### PROBLEM DETAILS
Each line in the records that mentions the word "Control" needs to be listed.

Collected data entries:
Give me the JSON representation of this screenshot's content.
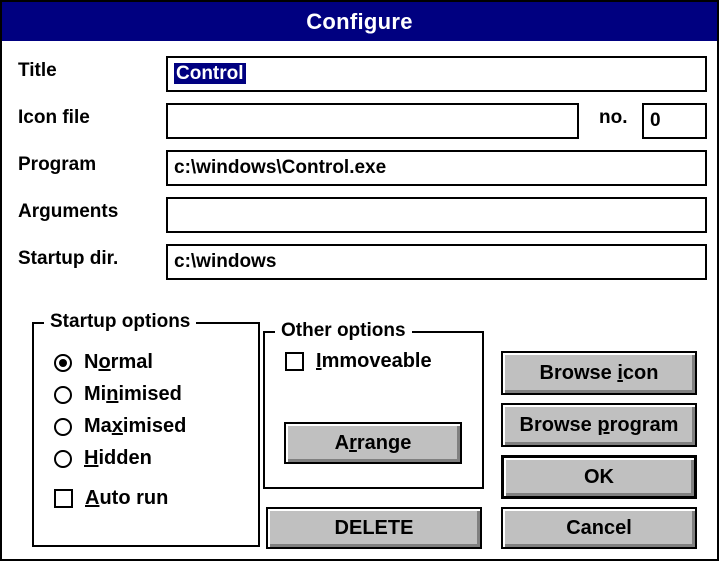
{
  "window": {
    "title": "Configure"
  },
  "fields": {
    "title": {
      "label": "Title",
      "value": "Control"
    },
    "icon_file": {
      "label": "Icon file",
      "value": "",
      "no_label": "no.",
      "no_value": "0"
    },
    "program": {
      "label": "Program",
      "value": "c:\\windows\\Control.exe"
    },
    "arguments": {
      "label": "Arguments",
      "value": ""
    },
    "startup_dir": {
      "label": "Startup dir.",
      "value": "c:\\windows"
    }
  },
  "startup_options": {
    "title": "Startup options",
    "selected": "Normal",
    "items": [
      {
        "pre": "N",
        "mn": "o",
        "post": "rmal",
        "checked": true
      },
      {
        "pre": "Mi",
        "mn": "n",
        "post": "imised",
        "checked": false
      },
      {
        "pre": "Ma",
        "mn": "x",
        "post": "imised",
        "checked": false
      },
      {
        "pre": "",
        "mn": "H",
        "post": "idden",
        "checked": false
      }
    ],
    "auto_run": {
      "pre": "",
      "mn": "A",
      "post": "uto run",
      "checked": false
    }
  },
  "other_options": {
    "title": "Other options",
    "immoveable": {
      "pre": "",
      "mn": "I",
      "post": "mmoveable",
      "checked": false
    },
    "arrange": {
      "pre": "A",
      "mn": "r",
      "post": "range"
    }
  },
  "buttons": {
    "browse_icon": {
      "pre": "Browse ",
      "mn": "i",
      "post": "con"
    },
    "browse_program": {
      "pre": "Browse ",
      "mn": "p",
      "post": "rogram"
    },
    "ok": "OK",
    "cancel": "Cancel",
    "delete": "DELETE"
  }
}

### ANSWER TO THIS PROBLEM
      "value": "Control"
      "value": "c:\\windows\\Control.exe"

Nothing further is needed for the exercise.